◆ **ABOUT THIS TASK**:
Among the entries below, find the lines with the word "ifstream" and copy them.

◆ **DATA SHOWN**:
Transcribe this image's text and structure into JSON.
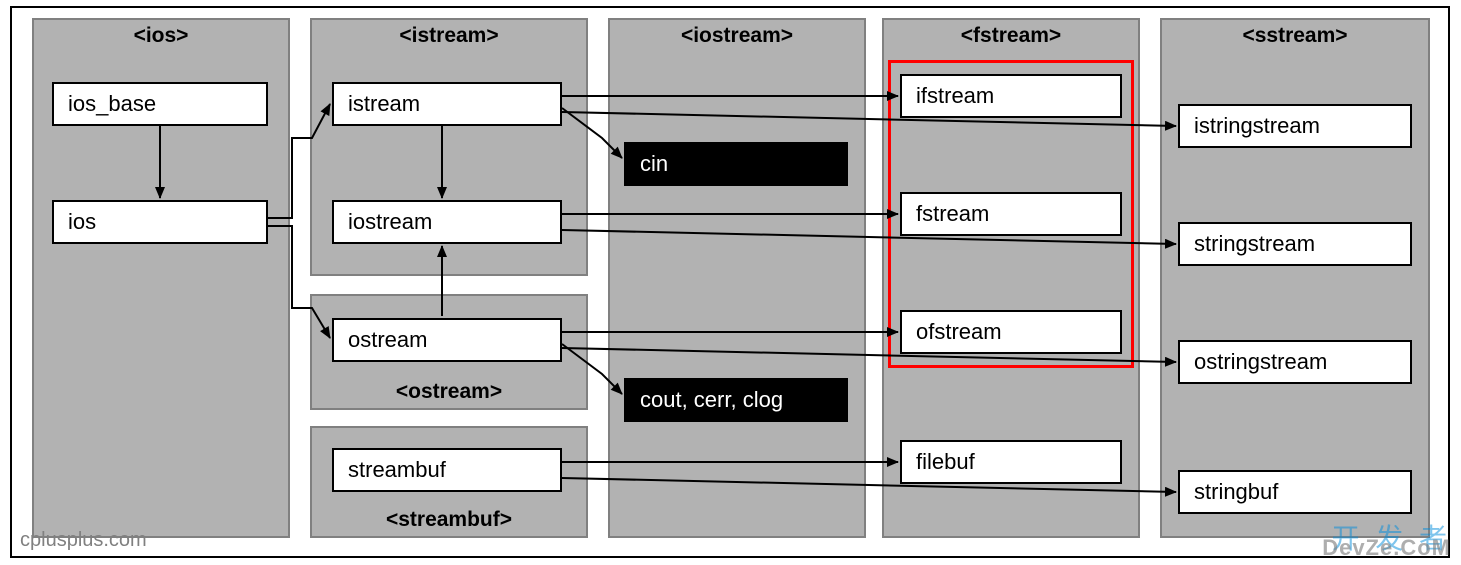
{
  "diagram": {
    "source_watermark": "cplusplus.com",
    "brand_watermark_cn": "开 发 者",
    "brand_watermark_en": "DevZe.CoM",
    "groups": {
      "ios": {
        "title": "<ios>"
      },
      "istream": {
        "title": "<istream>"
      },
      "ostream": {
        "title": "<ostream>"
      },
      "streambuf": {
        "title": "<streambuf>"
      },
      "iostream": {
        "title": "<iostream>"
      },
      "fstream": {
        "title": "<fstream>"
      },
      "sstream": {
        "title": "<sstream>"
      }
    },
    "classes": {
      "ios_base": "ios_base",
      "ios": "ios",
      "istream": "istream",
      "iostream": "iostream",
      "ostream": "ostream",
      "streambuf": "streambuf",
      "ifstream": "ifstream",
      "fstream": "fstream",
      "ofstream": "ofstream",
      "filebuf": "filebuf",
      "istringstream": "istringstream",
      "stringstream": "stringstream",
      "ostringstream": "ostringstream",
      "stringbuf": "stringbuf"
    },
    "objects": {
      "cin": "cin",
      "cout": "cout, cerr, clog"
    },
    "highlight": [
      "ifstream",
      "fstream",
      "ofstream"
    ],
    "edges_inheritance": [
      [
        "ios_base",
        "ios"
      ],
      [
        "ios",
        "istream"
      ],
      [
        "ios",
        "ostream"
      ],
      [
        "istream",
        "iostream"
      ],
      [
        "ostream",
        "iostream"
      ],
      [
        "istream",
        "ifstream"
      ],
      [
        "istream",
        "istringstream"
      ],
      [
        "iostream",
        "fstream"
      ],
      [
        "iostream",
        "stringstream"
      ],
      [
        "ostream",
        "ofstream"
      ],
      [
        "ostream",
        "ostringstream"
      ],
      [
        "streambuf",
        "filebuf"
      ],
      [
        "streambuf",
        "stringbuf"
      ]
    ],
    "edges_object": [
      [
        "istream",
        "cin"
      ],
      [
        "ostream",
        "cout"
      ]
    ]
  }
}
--
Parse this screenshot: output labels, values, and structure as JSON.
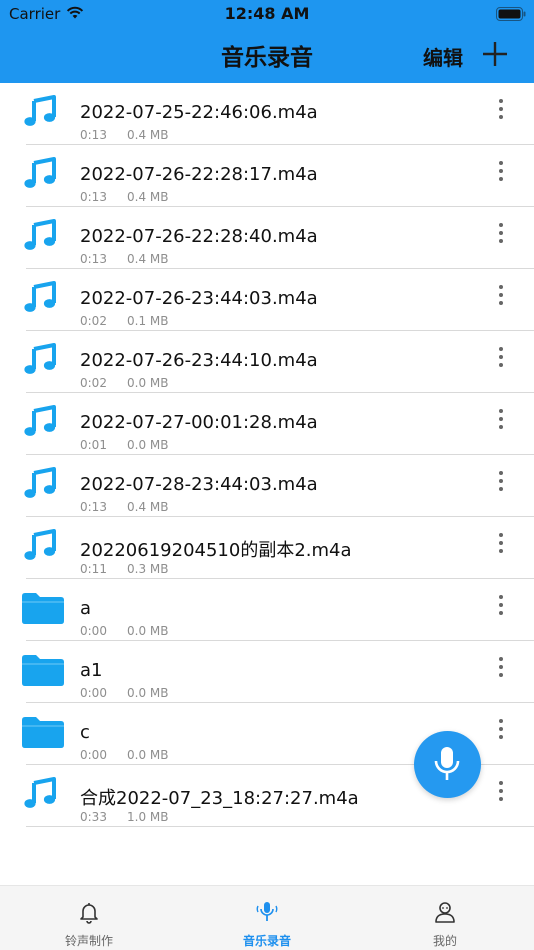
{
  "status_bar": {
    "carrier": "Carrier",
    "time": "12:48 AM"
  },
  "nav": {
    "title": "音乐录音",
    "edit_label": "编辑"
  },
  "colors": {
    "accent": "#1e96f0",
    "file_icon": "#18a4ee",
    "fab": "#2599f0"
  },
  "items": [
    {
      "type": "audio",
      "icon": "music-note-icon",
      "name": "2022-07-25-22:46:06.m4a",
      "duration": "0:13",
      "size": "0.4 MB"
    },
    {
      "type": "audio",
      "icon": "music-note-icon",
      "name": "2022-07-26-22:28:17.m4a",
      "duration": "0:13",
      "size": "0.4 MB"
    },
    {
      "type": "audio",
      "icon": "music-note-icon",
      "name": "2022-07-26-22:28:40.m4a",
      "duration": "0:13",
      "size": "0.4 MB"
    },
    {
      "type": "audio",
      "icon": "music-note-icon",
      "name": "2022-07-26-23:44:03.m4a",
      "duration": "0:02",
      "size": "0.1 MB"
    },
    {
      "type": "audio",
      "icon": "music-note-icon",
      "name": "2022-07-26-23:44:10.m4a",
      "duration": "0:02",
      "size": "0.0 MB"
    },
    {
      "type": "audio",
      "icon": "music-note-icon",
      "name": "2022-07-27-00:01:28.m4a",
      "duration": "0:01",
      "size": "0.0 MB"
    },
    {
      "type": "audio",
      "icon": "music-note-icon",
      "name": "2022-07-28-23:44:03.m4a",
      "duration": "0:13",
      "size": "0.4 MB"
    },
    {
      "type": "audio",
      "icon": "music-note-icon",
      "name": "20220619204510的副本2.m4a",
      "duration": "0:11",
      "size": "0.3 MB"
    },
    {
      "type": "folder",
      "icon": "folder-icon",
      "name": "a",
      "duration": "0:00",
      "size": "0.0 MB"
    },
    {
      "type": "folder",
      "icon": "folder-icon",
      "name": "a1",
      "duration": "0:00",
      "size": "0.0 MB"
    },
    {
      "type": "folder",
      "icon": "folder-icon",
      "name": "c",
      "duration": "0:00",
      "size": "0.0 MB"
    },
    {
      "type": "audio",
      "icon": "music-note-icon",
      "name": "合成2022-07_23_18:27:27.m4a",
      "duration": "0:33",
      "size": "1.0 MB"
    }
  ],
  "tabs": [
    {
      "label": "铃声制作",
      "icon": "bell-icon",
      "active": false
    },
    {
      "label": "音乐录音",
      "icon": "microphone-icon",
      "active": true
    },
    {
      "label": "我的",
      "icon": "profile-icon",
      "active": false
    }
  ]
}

◆ **WRITTEN ANSWER**:
      "ifstream": "ifstream",
      "ifstream",
        "ifstream"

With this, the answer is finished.